[RECORDED DATA — start]

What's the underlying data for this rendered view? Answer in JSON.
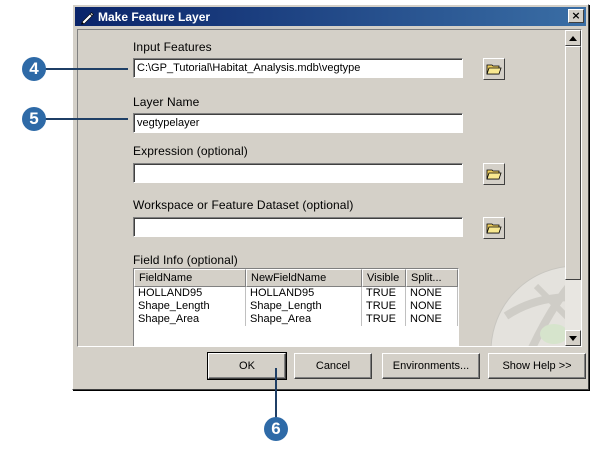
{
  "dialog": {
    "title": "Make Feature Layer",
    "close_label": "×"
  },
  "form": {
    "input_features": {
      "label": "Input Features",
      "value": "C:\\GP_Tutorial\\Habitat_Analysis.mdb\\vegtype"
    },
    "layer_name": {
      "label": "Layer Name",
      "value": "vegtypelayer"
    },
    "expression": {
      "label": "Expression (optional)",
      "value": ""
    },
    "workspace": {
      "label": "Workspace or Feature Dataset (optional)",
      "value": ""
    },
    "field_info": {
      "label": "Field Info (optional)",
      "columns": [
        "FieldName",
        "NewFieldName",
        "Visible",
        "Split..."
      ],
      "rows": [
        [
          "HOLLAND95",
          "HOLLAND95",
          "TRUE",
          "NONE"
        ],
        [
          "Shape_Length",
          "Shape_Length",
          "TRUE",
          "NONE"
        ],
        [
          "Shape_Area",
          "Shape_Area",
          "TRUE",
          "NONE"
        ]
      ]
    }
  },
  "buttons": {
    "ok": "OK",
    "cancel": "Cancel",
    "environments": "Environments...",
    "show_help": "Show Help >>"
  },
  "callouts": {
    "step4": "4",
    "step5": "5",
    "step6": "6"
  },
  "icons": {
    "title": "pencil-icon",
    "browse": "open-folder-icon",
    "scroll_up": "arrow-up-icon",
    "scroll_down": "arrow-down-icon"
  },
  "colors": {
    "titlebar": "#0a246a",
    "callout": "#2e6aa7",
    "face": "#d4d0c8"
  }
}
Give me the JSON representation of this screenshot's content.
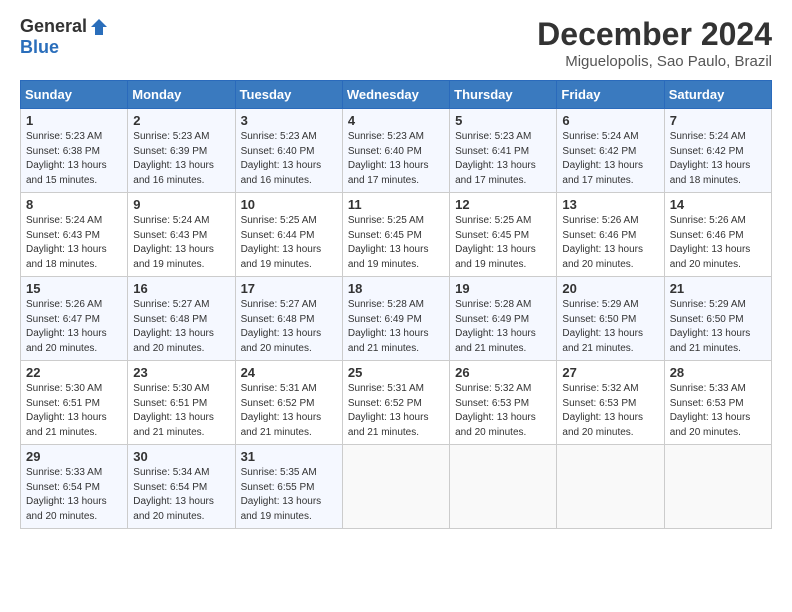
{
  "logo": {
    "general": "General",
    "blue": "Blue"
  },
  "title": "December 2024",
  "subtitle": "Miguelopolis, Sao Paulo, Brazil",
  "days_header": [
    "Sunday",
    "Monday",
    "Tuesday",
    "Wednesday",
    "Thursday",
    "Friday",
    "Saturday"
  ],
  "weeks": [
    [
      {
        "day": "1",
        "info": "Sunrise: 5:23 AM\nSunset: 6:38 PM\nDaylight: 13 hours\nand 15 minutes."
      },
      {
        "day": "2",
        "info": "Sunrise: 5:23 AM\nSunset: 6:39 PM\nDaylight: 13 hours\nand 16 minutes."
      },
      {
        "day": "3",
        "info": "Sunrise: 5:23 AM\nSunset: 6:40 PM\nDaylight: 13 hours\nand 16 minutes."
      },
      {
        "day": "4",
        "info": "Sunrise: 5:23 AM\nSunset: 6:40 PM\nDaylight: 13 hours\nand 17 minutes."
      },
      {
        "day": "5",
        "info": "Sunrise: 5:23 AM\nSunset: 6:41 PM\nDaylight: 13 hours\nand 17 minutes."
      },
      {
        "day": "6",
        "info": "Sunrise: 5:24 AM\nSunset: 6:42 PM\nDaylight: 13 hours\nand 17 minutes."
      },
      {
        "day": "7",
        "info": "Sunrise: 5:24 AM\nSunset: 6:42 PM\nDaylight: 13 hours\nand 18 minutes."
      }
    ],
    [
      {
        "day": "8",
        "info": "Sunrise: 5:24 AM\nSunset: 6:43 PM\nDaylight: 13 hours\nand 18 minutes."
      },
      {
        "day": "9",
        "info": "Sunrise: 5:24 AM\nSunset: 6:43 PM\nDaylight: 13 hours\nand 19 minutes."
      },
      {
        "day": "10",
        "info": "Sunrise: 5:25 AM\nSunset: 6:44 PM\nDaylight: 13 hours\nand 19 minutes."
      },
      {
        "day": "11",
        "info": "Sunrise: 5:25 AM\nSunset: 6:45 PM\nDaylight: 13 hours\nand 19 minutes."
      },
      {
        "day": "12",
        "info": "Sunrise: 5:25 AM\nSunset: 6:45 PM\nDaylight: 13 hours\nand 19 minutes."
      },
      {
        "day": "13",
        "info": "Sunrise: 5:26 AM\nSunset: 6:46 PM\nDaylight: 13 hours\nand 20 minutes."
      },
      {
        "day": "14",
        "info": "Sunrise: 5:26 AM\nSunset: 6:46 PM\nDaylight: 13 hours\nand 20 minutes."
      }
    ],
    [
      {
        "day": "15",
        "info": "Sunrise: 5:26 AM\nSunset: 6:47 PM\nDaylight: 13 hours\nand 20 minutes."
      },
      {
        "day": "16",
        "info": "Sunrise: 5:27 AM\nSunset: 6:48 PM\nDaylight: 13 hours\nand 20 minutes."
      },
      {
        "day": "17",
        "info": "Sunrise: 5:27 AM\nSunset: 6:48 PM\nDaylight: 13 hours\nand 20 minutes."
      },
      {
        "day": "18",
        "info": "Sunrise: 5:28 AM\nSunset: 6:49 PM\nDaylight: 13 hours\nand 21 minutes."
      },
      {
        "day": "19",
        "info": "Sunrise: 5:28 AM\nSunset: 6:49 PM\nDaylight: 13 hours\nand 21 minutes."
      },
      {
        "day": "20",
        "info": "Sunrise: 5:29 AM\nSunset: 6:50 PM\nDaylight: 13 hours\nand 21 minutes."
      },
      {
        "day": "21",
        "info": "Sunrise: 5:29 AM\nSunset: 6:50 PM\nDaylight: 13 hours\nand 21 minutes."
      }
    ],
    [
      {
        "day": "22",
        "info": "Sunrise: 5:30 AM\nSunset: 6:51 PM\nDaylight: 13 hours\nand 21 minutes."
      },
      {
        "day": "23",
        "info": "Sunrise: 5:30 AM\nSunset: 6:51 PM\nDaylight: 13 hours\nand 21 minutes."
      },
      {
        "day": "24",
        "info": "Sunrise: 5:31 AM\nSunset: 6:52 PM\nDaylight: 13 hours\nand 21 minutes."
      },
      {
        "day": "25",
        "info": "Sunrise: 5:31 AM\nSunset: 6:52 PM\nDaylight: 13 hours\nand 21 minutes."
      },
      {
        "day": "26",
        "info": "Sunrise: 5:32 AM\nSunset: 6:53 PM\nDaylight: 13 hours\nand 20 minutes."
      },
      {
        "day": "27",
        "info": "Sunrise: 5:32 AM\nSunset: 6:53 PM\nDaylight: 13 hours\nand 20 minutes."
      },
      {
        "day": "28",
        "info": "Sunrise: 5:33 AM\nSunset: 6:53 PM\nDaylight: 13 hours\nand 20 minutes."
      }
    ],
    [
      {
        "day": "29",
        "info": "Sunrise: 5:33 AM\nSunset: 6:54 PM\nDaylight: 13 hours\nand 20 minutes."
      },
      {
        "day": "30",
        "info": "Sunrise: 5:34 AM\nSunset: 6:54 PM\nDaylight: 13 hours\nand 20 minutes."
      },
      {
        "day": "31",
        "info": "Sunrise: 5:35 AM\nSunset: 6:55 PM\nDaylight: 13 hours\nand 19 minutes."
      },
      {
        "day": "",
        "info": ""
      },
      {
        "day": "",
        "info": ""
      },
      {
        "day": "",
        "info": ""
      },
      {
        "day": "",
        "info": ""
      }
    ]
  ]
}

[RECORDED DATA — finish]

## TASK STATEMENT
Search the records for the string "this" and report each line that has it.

## RESULT OF THE TASK
What's the underlying data for this rendered view? Answer in JSON.
Give me the JSON representation of this screenshot's content.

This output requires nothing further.